The storm will make its way toward the east coast later in the week. Places that do not get snow may get dangerous ice. Forecasters expect up to a half-inch of ice in areas of southern Michigan, northern Illinois and some eastern states.
The snowfall could be historic. As much as 25in may pile up, with the heaviest amounts falling across east-central Minnesota and west-central Wisconsin, the National Weather Service (NWS) said. Wind gusts could reach 50mph and wind chills are expected to hit -50F (-46C) in some parts of the Dakotas and Minnesota.
The Minneapolis-St Paul area could see 2ft of snow or more for the first time in over 30 years.
The weather service said the blizzard would involve two rounds. For the Minneapolis-St Paul area, the first blast arrives on Wednesday afternoon with up to 7in of snow. Round two extending into Thursday is the real whopper, “with an additional 10 to 20in expected”.
An NWS meteorologist, Frank Pereira, said the system was expected to affect about 43 million people.
Temperatures could plunge to -15F to -20F on Thursday and to -25F on Friday in Grand Forks, North Dakota. Wind chills may fall to -50F, said Nathan Rick, a meteorologist in Grand Forks.
Wind gusts of 35mph will be common in western and central Minnesota, with some reaching 50mph.
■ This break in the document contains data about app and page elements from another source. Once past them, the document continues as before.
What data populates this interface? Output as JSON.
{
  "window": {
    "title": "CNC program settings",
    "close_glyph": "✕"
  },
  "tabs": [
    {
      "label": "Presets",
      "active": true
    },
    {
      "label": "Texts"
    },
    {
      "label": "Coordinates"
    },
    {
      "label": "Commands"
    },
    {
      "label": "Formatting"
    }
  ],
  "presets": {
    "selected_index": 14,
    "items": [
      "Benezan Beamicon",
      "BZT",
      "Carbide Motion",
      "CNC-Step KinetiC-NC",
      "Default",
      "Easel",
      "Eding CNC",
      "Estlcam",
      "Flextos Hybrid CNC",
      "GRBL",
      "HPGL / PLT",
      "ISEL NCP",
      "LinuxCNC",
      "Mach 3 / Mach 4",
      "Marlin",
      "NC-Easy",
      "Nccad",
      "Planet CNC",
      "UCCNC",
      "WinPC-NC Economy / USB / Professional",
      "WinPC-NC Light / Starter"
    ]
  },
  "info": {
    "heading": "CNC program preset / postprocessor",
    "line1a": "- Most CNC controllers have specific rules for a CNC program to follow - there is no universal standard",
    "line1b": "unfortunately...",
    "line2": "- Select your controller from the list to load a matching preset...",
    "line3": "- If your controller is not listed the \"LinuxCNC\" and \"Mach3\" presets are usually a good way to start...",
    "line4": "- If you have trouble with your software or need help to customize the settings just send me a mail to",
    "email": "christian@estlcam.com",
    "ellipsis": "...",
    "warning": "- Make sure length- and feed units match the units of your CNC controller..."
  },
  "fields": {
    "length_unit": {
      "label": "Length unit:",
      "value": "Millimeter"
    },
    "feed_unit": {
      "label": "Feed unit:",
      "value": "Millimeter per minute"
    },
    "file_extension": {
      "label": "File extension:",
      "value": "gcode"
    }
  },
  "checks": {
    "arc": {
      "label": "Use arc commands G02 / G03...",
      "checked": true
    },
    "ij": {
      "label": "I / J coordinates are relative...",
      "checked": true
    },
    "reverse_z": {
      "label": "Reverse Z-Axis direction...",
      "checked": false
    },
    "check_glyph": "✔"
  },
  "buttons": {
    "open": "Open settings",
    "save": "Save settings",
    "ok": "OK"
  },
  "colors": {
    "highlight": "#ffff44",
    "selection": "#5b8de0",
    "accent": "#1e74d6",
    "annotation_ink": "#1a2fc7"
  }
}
That will result in “significant blowing and drifting snow with whiteout conditions in open areas”, the NWS said.
According to the NWS, the biggest snow event on record in the Twin Cities was 28.4in from 31 October to 3 November 1991 – known as the Halloween Blizzard.
“They’re not going to get them in time for this snow,” VandenBos said.
Forecasters at AccuWeather said the same storm system could result in icing across a 1,300-mile band from near Omaha, Nebraska, to New Hampshire on Wednesday and Thursday, creating potential travel hazards in or near cities such as Milwaukee, Detroit, Chicago and Boston.
In the south-west on Wednesday, a more than 200-mile stretch of Interstate 40 from central Arizona to the New Mexico line closed due to wind gusts up to 80mph, plus snow and rain. Thousands were without power in Arizona.
But record warmth was expected in the mid-Atlantic and south-east – 30F to 40F above normal in some places. Record highs are expected from Baltimore to New Orleans and in much of Florida. Washington DC could hit 80F on Thursday, which would top the record of 78F set in 1874.
California was also preparing for a winter storm of its own. A “major snow event” was possible in foothills and mountains near Los Angeles, with several inches predicted even for elevations as low as 1,000ft, the NWS said.
“Nearly the entire population of California will be able to see snow from some vantage point later this week,” a UCLA climate scientist, Daniel Swain, wrote on Twitter.
Daytime temperatures in southern California were unlikely to get out of the low to mid-50sF and potentially damaging winds reaching 50mph were predicted along the central coast, with gusts of 70mph possible in mountains.